# TASK TO COMPLETE:
Copy each entry below unchanged; the images do not go in the copy.

════════════════════

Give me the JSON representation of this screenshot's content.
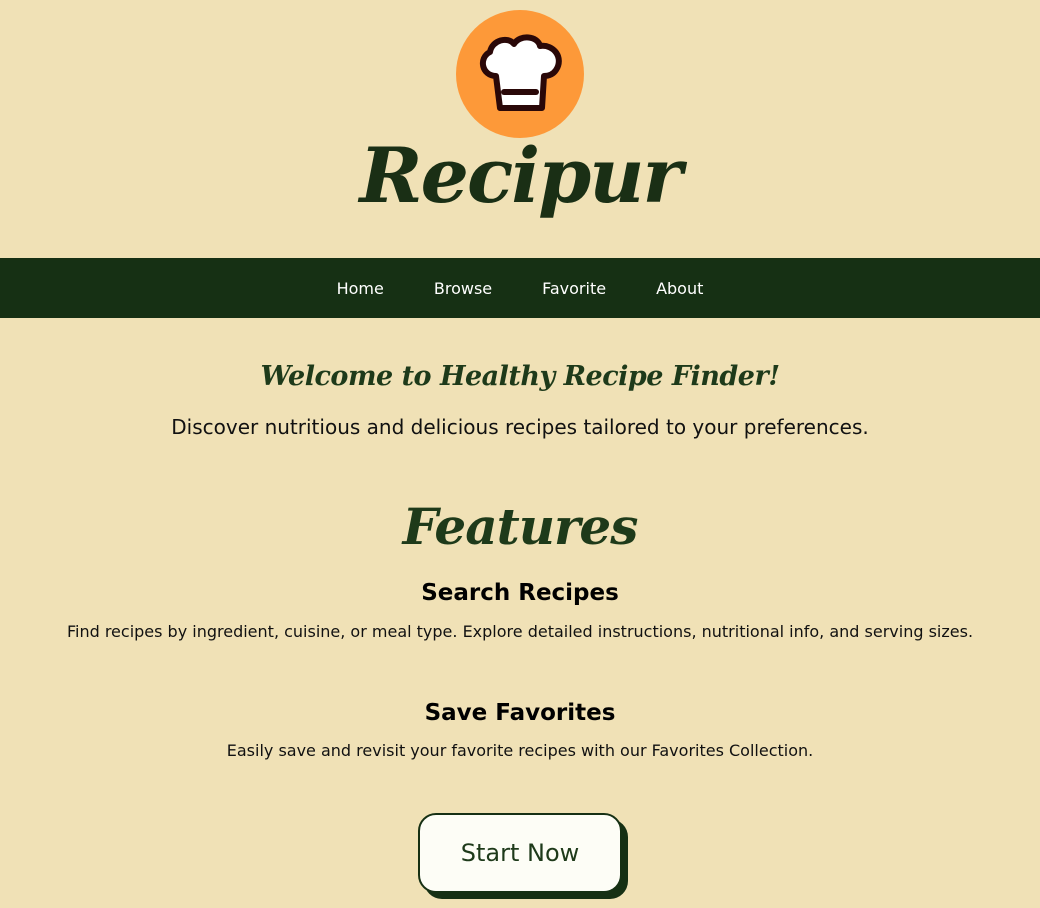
{
  "brand": {
    "name": "Recipur",
    "logo_icon": "chef-hat-icon",
    "logo_bg_color": "#fd9939"
  },
  "nav": {
    "items": [
      {
        "label": "Home"
      },
      {
        "label": "Browse"
      },
      {
        "label": "Favorite"
      },
      {
        "label": "About"
      }
    ]
  },
  "hero": {
    "title": "Welcome to Healthy Recipe Finder!",
    "subtitle": "Discover nutritious and delicious recipes tailored to your preferences."
  },
  "features": {
    "title": "Features",
    "items": [
      {
        "heading": "Search Recipes",
        "text": "Find recipes by ingredient, cuisine, or meal type. Explore detailed instructions, nutritional info, and serving sizes."
      },
      {
        "heading": "Save Favorites",
        "text": "Easily save and revisit your favorite recipes with our Favorites Collection."
      }
    ]
  },
  "cta": {
    "label": "Start Now"
  },
  "colors": {
    "background": "#f0e1b6",
    "nav_background": "#163014",
    "accent_dark_green": "#1e3a1a",
    "logo_orange": "#fd9939"
  }
}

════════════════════

# TASK SOLUTION:
Give me the JSON representation of this screenshot's content.
{
  "brand": {
    "name": "Recipur",
    "logo_icon": "chef-hat-icon",
    "logo_bg_color": "#fd9939"
  },
  "nav": {
    "items": [
      {
        "label": "Home"
      },
      {
        "label": "Browse"
      },
      {
        "label": "Favorite"
      },
      {
        "label": "About"
      }
    ]
  },
  "hero": {
    "title": "Welcome to Healthy Recipe Finder!",
    "subtitle": "Discover nutritious and delicious recipes tailored to your preferences."
  },
  "features": {
    "title": "Features",
    "items": [
      {
        "heading": "Search Recipes",
        "text": "Find recipes by ingredient, cuisine, or meal type. Explore detailed instructions, nutritional info, and serving sizes."
      },
      {
        "heading": "Save Favorites",
        "text": "Easily save and revisit your favorite recipes with our Favorites Collection."
      }
    ]
  },
  "cta": {
    "label": "Start Now"
  },
  "colors": {
    "background": "#f0e1b6",
    "nav_background": "#163014",
    "accent_dark_green": "#1e3a1a",
    "logo_orange": "#fd9939"
  }
}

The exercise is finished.